**To do**.
Your response should be the complete set of records, reproduced exactly.
**** Exercise inputs
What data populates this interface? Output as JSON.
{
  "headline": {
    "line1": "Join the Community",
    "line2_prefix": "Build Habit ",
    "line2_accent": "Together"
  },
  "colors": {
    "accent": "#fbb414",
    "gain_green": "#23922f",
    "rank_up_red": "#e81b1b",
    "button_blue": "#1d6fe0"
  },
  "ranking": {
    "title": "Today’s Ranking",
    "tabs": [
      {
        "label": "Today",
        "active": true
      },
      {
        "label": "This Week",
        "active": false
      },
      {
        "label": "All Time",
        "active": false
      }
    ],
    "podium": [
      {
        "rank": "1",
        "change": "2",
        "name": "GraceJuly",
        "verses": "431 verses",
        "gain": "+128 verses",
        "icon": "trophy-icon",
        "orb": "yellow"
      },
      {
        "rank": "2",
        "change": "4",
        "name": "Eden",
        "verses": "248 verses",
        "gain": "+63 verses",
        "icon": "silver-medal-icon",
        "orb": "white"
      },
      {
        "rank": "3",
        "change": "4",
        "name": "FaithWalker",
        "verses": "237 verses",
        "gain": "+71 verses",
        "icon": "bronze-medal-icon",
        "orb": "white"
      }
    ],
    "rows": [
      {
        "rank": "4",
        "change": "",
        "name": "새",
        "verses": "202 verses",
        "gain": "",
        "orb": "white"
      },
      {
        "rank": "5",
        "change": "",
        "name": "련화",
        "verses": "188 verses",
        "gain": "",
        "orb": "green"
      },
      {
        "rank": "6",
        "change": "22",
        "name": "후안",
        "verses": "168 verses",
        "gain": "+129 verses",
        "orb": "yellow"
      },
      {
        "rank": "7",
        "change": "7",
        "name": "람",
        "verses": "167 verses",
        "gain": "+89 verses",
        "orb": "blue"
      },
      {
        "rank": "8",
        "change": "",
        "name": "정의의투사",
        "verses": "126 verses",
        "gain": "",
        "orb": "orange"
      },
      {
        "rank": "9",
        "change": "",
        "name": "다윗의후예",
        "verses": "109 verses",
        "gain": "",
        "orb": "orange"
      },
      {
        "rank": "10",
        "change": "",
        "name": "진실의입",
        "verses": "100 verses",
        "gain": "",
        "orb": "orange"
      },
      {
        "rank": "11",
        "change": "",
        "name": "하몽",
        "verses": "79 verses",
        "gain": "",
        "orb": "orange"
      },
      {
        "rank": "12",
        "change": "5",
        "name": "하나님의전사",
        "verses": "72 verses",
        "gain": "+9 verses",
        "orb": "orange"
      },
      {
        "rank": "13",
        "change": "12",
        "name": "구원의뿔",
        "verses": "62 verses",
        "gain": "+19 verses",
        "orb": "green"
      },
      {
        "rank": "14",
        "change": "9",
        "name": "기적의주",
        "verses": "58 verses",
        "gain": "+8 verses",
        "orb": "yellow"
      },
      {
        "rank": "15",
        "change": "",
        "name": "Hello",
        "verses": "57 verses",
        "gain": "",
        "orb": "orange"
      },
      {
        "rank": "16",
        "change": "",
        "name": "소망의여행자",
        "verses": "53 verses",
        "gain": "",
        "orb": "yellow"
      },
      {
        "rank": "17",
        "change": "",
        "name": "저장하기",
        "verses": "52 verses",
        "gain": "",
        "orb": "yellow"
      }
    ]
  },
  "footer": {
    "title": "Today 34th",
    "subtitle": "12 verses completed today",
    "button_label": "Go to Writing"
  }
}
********
**Task answer**.
What data populates this interface? Output as JSON.
{
  "headline": {
    "line1": "Join the Community",
    "line2_prefix": "Build Habit ",
    "line2_accent": "Together"
  },
  "colors": {
    "accent": "#fbb414",
    "gain_green": "#23922f",
    "rank_up_red": "#e81b1b",
    "button_blue": "#1d6fe0"
  },
  "ranking": {
    "title": "Today’s Ranking",
    "tabs": [
      {
        "label": "Today",
        "active": true
      },
      {
        "label": "This Week",
        "active": false
      },
      {
        "label": "All Time",
        "active": false
      }
    ],
    "podium": [
      {
        "rank": "1",
        "change": "2",
        "name": "GraceJuly",
        "verses": "431 verses",
        "gain": "+128 verses",
        "icon": "trophy-icon",
        "orb": "yellow"
      },
      {
        "rank": "2",
        "change": "4",
        "name": "Eden",
        "verses": "248 verses",
        "gain": "+63 verses",
        "icon": "silver-medal-icon",
        "orb": "white"
      },
      {
        "rank": "3",
        "change": "4",
        "name": "FaithWalker",
        "verses": "237 verses",
        "gain": "+71 verses",
        "icon": "bronze-medal-icon",
        "orb": "white"
      }
    ],
    "rows": [
      {
        "rank": "4",
        "change": "",
        "name": "새",
        "verses": "202 verses",
        "gain": "",
        "orb": "white"
      },
      {
        "rank": "5",
        "change": "",
        "name": "련화",
        "verses": "188 verses",
        "gain": "",
        "orb": "green"
      },
      {
        "rank": "6",
        "change": "22",
        "name": "후안",
        "verses": "168 verses",
        "gain": "+129 verses",
        "orb": "yellow"
      },
      {
        "rank": "7",
        "change": "7",
        "name": "람",
        "verses": "167 verses",
        "gain": "+89 verses",
        "orb": "blue"
      },
      {
        "rank": "8",
        "change": "",
        "name": "정의의투사",
        "verses": "126 verses",
        "gain": "",
        "orb": "orange"
      },
      {
        "rank": "9",
        "change": "",
        "name": "다윗의후예",
        "verses": "109 verses",
        "gain": "",
        "orb": "orange"
      },
      {
        "rank": "10",
        "change": "",
        "name": "진실의입",
        "verses": "100 verses",
        "gain": "",
        "orb": "orange"
      },
      {
        "rank": "11",
        "change": "",
        "name": "하몽",
        "verses": "79 verses",
        "gain": "",
        "orb": "orange"
      },
      {
        "rank": "12",
        "change": "5",
        "name": "하나님의전사",
        "verses": "72 verses",
        "gain": "+9 verses",
        "orb": "orange"
      },
      {
        "rank": "13",
        "change": "12",
        "name": "구원의뿔",
        "verses": "62 verses",
        "gain": "+19 verses",
        "orb": "green"
      },
      {
        "rank": "14",
        "change": "9",
        "name": "기적의주",
        "verses": "58 verses",
        "gain": "+8 verses",
        "orb": "yellow"
      },
      {
        "rank": "15",
        "change": "",
        "name": "Hello",
        "verses": "57 verses",
        "gain": "",
        "orb": "orange"
      },
      {
        "rank": "16",
        "change": "",
        "name": "소망의여행자",
        "verses": "53 verses",
        "gain": "",
        "orb": "yellow"
      },
      {
        "rank": "17",
        "change": "",
        "name": "저장하기",
        "verses": "52 verses",
        "gain": "",
        "orb": "yellow"
      }
    ]
  },
  "footer": {
    "title": "Today 34th",
    "subtitle": "12 verses completed today",
    "button_label": "Go to Writing"
  }
}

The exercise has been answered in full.